three hours of a day
in a life full of sunsets
moments we lost track of while
we were too busy making tally marks
on each other’s backs, naming the fire-brush strokes
that painted the bottom of our sky;
we were forever,
if only for five minutes;
counting the smiles running out of us
pit bulls after mailmen and we never
latched our front yard gates —
she made it exciting to feel tongues and
hot breath chasing the backs of teeth,
the gates of our mouths
if only for that five minute forever were
we marvelled at
the world above us
wondering things like: “what
if we caught fire ourselves,” and
all of the other else that we only
ever learned to remember
when we parse our pasts, binary
into boxes of:
or not (0).
I get excited when master
and I see the asphalt flowing
under your feet.
I’ve spent my whole life
from heel to toe.
praying we never get
too old for us.
Is it only
that bipedal push you follow,
that causes you to chainpull me,
over myself constantly
into your new past
and into my next adventure?
miles of watching your soul
spin on axle
inside jokes we never laugh about
even though we know we could
too caught up in journey to worry about punchlines;
when I know
these brakes are for love
as my stomach crosses my balance
and my sole catches me before
these spokes spill out

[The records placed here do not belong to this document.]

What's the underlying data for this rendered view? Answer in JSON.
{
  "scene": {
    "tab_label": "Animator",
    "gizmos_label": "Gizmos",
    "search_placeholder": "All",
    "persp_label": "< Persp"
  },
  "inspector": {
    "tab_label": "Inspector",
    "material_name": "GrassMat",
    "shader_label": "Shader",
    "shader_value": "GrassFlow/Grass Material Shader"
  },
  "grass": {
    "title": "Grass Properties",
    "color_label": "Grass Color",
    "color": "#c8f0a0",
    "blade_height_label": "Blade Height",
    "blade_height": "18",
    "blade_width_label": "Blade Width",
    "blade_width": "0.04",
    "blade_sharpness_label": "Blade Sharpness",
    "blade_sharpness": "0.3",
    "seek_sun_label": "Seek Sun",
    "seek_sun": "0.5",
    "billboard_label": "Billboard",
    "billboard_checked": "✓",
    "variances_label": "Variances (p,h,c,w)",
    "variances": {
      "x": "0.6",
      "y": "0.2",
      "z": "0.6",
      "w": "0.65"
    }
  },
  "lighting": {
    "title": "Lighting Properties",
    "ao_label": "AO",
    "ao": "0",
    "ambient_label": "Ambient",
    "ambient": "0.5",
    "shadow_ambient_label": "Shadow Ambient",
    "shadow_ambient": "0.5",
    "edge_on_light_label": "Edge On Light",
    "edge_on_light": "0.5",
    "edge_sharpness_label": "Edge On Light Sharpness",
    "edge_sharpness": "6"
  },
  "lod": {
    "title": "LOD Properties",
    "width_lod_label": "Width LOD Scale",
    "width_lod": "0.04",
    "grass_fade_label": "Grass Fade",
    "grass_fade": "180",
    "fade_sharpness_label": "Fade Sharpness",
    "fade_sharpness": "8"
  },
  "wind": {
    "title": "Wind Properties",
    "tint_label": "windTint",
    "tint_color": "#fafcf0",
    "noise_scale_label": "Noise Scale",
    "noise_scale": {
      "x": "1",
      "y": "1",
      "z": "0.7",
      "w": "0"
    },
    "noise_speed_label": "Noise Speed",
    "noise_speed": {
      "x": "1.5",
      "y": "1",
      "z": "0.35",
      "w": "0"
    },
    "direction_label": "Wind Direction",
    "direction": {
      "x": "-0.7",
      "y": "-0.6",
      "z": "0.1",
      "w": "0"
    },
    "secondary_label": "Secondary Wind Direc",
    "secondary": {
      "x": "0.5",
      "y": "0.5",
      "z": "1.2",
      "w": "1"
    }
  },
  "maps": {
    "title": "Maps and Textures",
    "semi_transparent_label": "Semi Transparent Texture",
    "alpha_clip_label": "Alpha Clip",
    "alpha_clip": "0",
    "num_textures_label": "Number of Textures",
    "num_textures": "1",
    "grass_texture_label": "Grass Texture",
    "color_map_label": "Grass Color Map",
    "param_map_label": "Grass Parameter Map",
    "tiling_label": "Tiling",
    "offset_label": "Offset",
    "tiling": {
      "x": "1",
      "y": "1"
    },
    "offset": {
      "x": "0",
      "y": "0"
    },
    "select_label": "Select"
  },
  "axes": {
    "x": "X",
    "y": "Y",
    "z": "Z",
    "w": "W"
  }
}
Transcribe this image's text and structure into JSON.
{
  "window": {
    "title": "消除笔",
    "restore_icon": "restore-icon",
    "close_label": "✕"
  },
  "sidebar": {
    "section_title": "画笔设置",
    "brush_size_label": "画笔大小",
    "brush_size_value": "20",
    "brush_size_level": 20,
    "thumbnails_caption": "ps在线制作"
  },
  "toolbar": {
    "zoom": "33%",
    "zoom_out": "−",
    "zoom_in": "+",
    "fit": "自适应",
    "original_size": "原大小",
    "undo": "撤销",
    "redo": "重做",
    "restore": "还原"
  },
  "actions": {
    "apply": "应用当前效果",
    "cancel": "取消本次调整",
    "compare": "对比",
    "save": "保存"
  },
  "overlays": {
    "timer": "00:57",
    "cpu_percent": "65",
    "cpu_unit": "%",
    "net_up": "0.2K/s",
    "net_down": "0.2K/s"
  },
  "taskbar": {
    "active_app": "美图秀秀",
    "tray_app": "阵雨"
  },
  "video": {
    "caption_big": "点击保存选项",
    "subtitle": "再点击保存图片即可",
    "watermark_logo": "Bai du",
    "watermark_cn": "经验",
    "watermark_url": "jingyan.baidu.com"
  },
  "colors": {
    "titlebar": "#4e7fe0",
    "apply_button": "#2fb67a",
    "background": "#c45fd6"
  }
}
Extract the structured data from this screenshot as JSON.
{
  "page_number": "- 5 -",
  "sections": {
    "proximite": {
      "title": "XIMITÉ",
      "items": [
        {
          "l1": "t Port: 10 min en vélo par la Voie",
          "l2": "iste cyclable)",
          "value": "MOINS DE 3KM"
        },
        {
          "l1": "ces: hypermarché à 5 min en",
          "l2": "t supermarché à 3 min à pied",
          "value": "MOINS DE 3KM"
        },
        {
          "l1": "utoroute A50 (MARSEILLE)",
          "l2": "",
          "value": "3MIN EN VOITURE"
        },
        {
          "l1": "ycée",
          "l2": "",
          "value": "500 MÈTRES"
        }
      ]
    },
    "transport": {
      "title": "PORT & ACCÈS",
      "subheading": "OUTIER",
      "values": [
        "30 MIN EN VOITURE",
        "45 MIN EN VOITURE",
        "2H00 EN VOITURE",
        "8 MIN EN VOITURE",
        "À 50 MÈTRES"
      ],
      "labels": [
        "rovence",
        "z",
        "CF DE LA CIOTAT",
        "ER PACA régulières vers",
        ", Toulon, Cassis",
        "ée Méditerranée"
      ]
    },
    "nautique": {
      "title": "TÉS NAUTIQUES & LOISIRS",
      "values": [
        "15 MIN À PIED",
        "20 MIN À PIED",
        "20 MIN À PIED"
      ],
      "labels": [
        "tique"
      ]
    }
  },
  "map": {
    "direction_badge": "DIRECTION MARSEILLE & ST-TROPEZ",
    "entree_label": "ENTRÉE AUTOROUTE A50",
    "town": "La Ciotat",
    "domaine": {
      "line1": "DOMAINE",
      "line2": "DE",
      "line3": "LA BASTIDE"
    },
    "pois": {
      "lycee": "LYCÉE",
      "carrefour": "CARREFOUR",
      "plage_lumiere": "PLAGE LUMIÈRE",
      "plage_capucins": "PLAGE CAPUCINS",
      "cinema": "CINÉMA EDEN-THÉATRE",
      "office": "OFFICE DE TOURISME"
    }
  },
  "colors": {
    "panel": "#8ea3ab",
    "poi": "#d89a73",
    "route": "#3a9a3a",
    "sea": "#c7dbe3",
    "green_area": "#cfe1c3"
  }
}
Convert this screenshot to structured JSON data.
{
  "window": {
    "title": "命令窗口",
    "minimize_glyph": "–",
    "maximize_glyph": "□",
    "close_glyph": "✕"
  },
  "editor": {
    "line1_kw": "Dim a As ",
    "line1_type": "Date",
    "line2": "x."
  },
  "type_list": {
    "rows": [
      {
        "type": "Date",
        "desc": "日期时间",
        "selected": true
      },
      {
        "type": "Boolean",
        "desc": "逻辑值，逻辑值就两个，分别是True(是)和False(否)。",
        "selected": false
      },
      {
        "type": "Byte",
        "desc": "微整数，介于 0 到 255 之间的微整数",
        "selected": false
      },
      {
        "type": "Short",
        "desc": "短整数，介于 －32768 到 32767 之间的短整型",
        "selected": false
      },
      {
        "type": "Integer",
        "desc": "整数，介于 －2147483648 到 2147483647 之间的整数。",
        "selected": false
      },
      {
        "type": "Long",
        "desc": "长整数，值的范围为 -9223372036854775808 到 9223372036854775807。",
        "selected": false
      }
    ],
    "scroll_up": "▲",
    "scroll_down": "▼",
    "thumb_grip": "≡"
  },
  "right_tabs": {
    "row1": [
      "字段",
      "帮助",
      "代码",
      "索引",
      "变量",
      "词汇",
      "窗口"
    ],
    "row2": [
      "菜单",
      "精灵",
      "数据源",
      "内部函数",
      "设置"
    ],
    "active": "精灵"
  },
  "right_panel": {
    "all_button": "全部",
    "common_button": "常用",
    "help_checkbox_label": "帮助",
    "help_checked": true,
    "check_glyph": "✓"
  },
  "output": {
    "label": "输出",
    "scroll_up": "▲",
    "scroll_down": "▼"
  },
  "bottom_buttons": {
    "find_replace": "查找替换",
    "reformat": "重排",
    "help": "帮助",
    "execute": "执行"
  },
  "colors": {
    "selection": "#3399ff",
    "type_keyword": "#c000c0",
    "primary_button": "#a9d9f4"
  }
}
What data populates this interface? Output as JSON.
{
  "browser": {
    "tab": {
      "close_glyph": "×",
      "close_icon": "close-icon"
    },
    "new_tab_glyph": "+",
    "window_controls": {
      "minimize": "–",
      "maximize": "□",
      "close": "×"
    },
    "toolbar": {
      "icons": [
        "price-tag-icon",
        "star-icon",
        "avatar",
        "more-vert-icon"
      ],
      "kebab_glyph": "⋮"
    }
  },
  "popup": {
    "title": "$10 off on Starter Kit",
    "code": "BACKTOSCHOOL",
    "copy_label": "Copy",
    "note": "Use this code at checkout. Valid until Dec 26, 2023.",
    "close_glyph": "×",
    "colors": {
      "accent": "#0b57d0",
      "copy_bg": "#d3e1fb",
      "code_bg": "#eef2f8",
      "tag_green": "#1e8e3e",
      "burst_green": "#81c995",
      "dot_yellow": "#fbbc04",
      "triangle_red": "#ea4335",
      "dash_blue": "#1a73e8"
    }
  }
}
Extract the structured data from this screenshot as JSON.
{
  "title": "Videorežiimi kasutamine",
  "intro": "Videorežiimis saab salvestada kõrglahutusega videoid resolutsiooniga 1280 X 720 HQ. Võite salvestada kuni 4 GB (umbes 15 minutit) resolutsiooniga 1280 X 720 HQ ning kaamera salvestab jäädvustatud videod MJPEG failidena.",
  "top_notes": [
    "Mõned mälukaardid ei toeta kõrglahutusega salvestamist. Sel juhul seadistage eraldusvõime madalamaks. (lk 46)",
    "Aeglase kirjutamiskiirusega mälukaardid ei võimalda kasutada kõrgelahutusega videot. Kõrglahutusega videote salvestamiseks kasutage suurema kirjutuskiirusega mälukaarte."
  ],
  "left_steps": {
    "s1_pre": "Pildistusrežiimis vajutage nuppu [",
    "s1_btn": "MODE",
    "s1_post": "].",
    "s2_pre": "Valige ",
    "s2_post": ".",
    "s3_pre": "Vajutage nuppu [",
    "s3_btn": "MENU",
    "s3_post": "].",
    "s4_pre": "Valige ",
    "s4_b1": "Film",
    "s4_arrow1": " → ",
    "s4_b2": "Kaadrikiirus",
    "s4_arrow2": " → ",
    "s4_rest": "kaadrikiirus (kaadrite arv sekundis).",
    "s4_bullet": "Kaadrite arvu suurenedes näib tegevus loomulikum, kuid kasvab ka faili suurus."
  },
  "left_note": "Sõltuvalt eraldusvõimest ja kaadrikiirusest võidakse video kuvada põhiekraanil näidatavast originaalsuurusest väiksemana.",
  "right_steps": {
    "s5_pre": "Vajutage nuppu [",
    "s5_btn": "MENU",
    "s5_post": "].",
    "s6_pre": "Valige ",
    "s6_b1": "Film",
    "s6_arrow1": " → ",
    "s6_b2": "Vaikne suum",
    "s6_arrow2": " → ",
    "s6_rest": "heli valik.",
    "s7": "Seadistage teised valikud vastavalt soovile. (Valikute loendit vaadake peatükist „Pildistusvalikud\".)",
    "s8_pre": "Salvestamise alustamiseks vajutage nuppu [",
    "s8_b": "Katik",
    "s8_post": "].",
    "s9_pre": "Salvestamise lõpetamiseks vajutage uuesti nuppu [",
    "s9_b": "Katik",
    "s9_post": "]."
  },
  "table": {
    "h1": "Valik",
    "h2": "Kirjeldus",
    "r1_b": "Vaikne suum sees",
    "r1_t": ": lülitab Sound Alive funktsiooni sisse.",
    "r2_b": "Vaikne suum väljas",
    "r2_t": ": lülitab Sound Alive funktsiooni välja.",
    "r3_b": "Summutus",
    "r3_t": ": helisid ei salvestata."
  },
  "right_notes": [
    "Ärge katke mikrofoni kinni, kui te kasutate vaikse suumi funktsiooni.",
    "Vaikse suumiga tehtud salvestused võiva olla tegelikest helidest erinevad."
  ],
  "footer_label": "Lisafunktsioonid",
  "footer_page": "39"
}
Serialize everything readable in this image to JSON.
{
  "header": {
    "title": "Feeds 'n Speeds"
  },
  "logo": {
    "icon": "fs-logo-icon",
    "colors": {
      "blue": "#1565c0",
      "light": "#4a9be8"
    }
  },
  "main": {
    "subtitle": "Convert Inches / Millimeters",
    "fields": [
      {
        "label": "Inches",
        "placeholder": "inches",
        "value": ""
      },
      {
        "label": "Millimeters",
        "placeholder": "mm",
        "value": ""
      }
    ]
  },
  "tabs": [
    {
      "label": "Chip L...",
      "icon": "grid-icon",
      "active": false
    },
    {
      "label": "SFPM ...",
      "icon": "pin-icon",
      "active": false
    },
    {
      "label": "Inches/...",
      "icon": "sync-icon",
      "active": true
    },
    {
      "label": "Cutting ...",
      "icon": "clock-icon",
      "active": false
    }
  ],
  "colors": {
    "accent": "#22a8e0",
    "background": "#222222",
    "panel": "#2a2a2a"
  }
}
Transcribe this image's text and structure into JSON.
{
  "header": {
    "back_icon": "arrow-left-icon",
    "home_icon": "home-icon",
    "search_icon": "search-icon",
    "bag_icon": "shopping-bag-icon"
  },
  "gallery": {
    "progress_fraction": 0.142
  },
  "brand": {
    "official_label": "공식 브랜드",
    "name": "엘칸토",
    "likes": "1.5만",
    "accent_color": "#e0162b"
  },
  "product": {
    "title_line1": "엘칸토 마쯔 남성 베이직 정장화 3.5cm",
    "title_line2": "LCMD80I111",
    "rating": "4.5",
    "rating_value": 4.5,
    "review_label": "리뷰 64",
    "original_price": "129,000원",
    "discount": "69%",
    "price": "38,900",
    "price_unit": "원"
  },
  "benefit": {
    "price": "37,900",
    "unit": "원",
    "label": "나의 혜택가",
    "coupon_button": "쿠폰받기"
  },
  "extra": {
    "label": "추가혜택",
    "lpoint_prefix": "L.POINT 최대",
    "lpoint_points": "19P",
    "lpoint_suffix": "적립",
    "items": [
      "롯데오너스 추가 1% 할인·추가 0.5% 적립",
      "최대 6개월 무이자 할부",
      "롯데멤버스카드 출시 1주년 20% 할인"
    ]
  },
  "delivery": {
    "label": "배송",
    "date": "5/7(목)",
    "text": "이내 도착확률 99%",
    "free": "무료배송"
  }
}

across a tongue I’ve never
told you I had.
I wonder if you
will love my voice,
or if my grip is all you can hear.